Carolina Hurricanes v Colorado Avalanche Photo by Matthew Stockman/Getty Images

As the NHL trade deadline of February 26th fast approaches, it’s important to review the objectives and pitfalls which the Colorado Avalanche face as they get ready to head into the final 40 days and 21 games of the regular season following the deadline.

Utilize the opportunity

This should go without saying but the Avalanche do not have a great track record at the deadline. While there isn’t a huge concern this season about the Avalanche being aggressive in the rental market, there’s still many decision points and opportunities that face the organization. If GM Joe Sakic wants to earn that title of executive of the year on the heels of the Matt Duchene trade heist, he needs to show the continued vision of building and executing that plan at this juncture.

Last year’s deadline was pretty much a disaster just simply because a rebuilding team could not add a single draft pick to help begin their rebuild. Couple that with the highlight that Jarome Iginla was dealt basically for nothing in a conditional trade with impossible to meet conditions in which the Avalanche retained salary on as well.

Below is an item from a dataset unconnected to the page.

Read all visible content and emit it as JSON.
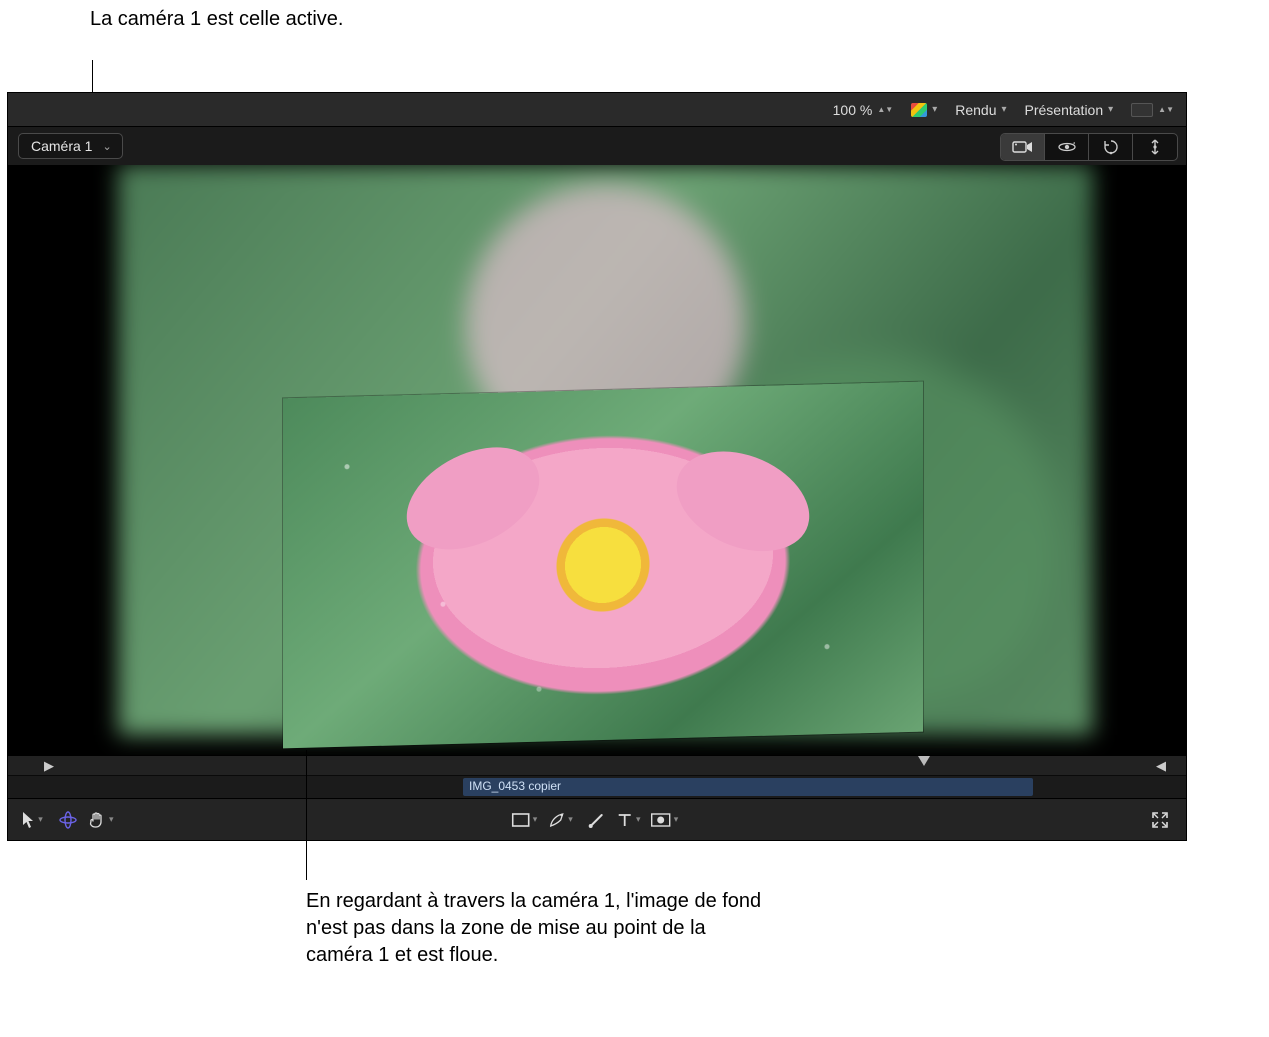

To be fair, the desirability of pieces from a last place team is low and yet Sakic managed to pull off one deal in which he obtained the services of a serviceable NHL forward in Sven Angrighetto for a player who has now spent this entire season in the AHL in Andreas Martinsen. At the time Martinsen actually had more NHL experience so chalk it up to good pro scouting to make that swap. Still, overall the 2017 trade deadline was not a good showing for an organization who saw the writing on the wall on their season months prior to the deadline and couldn’t get much done.

Gather draft picks, don’t spend them

In previous years, and particularly with Patrick Roy’s influence, the Avalanche talked themselves into making a playoff push at the deadline several times and made a series of moves that were founded on short-term thinking. For an organization that has trouble bringing assets and in, especially draft picks, these moves quickly added up and undermined the process of building.

The only deadline draft pick gained since Joe Sakic entered the front office in 2013 was a 2015 6th round pick for Max Talbot which was subsequently sent back to Boston that summer for Carl Soderberg’s rights. Since 2009 the only other draft pick the organization has obtained at the deadline was in a 2013 trade of Ryan O’Byrne for a 2014 4th round pick.

The spent tally is a bit longer, two on pure rentals and the other two were eventually buried in the AHL. Those are; a 2014 2nd for Reto Berra during the miracle run of 2013-14, a 2016 2nd for Mikkel Boedker, a 2016 4th for Shawn Matthias and a 2017 3rd for Eric Gelinas during Patrick Roy’s last stand in 2015-16.

To say there is not a strong track record for managing draft picks at the deadline is an understatement.

Focus on the future

Buying should be out of the question at this point after the glow of the ten game win streak has worn off and the Avalanche are currently three points out of a playoff spot. Looking for deals which primarily benefit the team in the future could be explored especially for a young player under contract or a way to leverage excess cap space as an additional avenue to bring in assets.

Mainly the focus in this still early stage of the rebuild should be in asset gathering before spending and consolidation. The Matt Duchene trade brought in help in that area but still only net results in one extra pick (even after Ottawa likely defers their first-round pick to 2019 thanks to the Avalanche already spending a 2019 4th round pick on Colin Wilson) in the next two drafts. Additionally, a core player trade should not be the only avenue in which the Avalanche obtain draft picks.

Moves are still expected as the Avalanche generally tend to make a few deals that aren’t always felt at the NHL surface but serve to move around AHL pieces for minor league depth next season or prospects the organization feels ready to move on from. A prospect swap involving someone like Chris Bigras, who is in his final year of his ELC and waiver exemption, might make sense in this vein.

The Avalanche need to also consider moving out NHL roster players on expiring contracts such as Blake Comeau and Mark Barberio to not only get an asset in return but to also make room and plan for the future. Such as any incoming prospect acquisition who might need a trial run in the NHL or to bring up and keep other rookies such as Vladislav Kamenev, AJ Greer and Dominic Toninato who should push for permanent roster spots next season and gaining NHL experience now has value.

Don’t do anything stupid

Although the Avalanche might feel relatively set with their young roster and place in the standings with still a shot at the playoffs, the deadline is a big opportunity to make headway on the execution and realization on plans for the future. This does not undermine the opportunity they have in front of them to remain competitive and keep pushing for the playoffs. Depth players such as Gabriel Bourque have already stepped up to fill gaps with injuries and giving more NHL experience to young pieces who are parts of the future will only pay dividends down the road. Plus with Nathan MacKinnon leading the way, the Avalanche can offer an exciting present while they work behind the scenes on the future.